> **What to produce**
Each line of the material below is to be given again exactly.

> **Data shown**
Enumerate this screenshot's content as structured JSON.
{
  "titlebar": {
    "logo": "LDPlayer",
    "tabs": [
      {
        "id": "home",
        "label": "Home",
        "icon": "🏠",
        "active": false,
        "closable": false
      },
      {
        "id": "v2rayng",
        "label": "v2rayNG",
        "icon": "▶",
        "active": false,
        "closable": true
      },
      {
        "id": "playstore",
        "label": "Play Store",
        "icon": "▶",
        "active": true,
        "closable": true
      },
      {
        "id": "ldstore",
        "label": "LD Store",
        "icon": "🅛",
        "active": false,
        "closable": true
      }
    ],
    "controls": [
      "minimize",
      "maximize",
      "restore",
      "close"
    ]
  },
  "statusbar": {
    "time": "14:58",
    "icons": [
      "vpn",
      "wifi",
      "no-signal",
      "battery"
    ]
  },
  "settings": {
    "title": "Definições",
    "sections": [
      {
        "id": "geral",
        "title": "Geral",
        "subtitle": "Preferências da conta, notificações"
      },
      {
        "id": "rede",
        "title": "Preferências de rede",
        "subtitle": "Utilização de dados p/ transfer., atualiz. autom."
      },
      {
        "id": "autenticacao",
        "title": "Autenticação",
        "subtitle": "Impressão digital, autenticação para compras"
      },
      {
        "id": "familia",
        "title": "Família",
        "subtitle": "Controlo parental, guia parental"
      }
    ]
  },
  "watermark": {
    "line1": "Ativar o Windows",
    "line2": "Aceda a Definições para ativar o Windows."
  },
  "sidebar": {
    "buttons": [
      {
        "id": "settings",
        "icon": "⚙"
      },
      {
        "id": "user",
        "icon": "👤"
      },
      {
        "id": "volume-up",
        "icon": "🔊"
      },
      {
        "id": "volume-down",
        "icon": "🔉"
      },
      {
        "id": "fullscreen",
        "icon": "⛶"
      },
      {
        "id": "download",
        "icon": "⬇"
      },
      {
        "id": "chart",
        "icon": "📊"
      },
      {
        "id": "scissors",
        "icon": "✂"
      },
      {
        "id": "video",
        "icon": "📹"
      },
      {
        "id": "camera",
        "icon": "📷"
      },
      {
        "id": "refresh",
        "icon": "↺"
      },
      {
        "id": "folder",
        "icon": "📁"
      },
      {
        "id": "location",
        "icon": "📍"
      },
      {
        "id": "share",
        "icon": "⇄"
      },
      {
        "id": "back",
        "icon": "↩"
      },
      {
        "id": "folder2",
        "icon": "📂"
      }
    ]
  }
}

> **Result of the task**
Enumerate this screenshot's content as structured JSON.
{
  "titlebar": {
    "logo": "LDPlayer",
    "tabs": [
      {
        "id": "home",
        "label": "Home",
        "icon": "🏠",
        "active": false,
        "closable": false
      },
      {
        "id": "v2rayng",
        "label": "v2rayNG",
        "icon": "▶",
        "active": false,
        "closable": true
      },
      {
        "id": "playstore",
        "label": "Play Store",
        "icon": "▶",
        "active": true,
        "closable": true
      },
      {
        "id": "ldstore",
        "label": "LD Store",
        "icon": "🅛",
        "active": false,
        "closable": true
      }
    ],
    "controls": [
      "minimize",
      "maximize",
      "restore",
      "close"
    ]
  },
  "statusbar": {
    "time": "14:58",
    "icons": [
      "vpn",
      "wifi",
      "no-signal",
      "battery"
    ]
  },
  "settings": {
    "title": "Definições",
    "sections": [
      {
        "id": "geral",
        "title": "Geral",
        "subtitle": "Preferências da conta, notificações"
      },
      {
        "id": "rede",
        "title": "Preferências de rede",
        "subtitle": "Utilização de dados p/ transfer., atualiz. autom."
      },
      {
        "id": "autenticacao",
        "title": "Autenticação",
        "subtitle": "Impressão digital, autenticação para compras"
      },
      {
        "id": "familia",
        "title": "Família",
        "subtitle": "Controlo parental, guia parental"
      }
    ]
  },
  "watermark": {
    "line1": "Ativar o Windows",
    "line2": "Aceda a Definições para ativar o Windows."
  },
  "sidebar": {
    "buttons": [
      {
        "id": "settings",
        "icon": "⚙"
      },
      {
        "id": "user",
        "icon": "👤"
      },
      {
        "id": "volume-up",
        "icon": "🔊"
      },
      {
        "id": "volume-down",
        "icon": "🔉"
      },
      {
        "id": "fullscreen",
        "icon": "⛶"
      },
      {
        "id": "download",
        "icon": "⬇"
      },
      {
        "id": "chart",
        "icon": "📊"
      },
      {
        "id": "scissors",
        "icon": "✂"
      },
      {
        "id": "video",
        "icon": "📹"
      },
      {
        "id": "camera",
        "icon": "📷"
      },
      {
        "id": "refresh",
        "icon": "↺"
      },
      {
        "id": "folder",
        "icon": "📁"
      },
      {
        "id": "location",
        "icon": "📍"
      },
      {
        "id": "share",
        "icon": "⇄"
      },
      {
        "id": "back",
        "icon": "↩"
      },
      {
        "id": "folder2",
        "icon": "📂"
      }
    ]
  }
}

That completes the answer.